■ What is needed
Report every line from the material that contains the word "kind".

■ Data for the task

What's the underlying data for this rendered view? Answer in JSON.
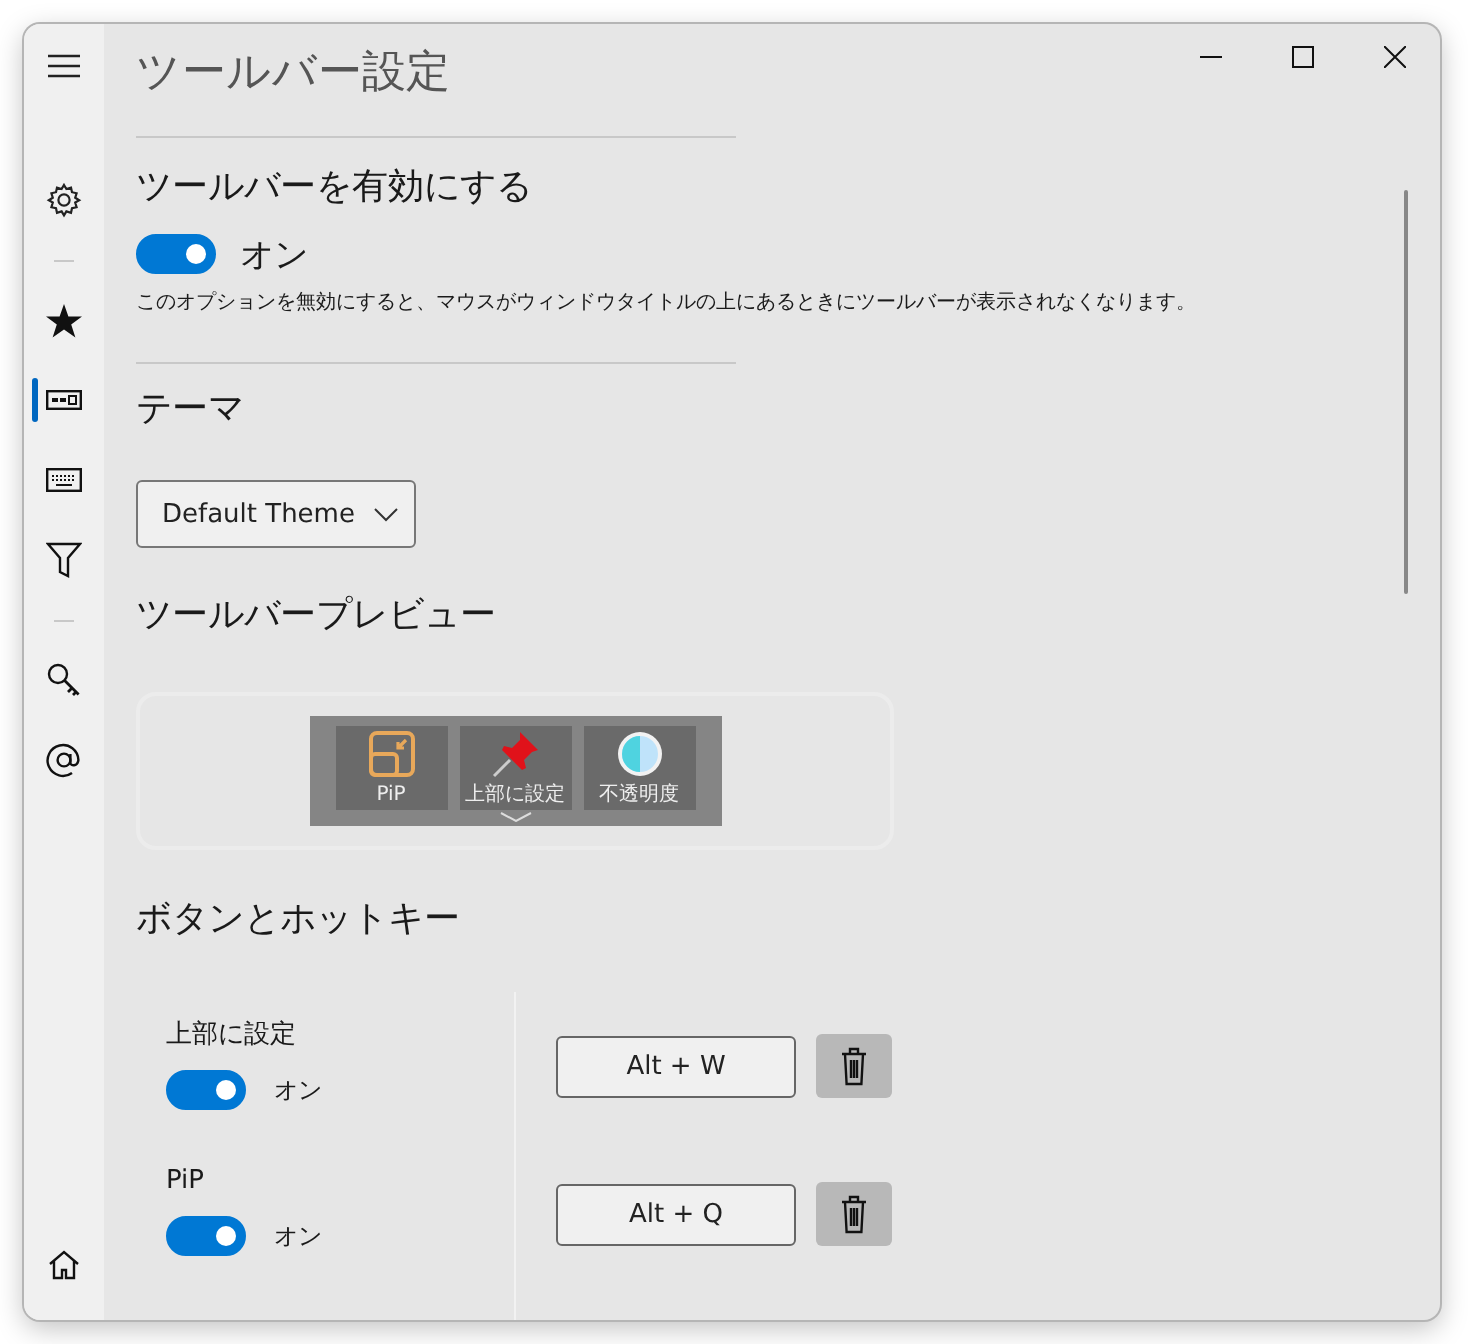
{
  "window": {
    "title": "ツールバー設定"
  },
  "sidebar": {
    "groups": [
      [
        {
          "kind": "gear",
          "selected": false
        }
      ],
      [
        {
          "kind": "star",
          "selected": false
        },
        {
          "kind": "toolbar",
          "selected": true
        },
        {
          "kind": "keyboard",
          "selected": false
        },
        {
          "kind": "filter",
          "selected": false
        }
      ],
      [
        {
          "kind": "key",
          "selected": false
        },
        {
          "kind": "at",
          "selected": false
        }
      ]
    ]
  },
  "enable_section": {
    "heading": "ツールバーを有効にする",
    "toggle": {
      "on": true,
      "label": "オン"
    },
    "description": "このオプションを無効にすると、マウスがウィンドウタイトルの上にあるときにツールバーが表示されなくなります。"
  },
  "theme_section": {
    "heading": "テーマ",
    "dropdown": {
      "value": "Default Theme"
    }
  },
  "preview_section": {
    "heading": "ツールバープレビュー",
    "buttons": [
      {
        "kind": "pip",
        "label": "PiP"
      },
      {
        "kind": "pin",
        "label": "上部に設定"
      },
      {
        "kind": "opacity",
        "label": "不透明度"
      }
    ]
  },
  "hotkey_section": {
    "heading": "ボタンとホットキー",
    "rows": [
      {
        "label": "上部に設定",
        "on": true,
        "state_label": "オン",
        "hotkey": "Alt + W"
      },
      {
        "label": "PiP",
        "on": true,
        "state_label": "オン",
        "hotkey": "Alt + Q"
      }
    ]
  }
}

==

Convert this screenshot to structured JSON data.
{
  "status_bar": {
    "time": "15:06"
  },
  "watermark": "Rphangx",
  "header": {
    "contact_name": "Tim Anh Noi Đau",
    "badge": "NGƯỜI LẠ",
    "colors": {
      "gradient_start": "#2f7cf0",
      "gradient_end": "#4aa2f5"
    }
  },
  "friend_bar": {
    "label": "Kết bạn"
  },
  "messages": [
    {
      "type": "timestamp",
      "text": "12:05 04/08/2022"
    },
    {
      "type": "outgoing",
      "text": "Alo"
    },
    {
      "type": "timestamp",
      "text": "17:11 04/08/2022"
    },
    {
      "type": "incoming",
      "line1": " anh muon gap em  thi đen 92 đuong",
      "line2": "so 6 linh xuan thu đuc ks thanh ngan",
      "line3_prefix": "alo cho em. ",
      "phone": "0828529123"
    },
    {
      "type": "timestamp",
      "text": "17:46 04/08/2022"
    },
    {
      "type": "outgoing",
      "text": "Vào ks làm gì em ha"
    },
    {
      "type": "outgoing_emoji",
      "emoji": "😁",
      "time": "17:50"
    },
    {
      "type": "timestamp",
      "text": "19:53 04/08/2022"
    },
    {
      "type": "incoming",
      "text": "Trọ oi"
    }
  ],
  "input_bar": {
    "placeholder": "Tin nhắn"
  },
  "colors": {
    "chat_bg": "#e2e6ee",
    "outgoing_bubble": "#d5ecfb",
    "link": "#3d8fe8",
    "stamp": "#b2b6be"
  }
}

■ Written answer
          "kind": "gear",
          "kind": "star",
          "kind": "toolbar",
          "kind": "keyboard",
          "kind": "filter",
          "kind": "key",
          "kind": "at",
        "kind": "pip",
        "kind": "pin",
        "kind": "opacity",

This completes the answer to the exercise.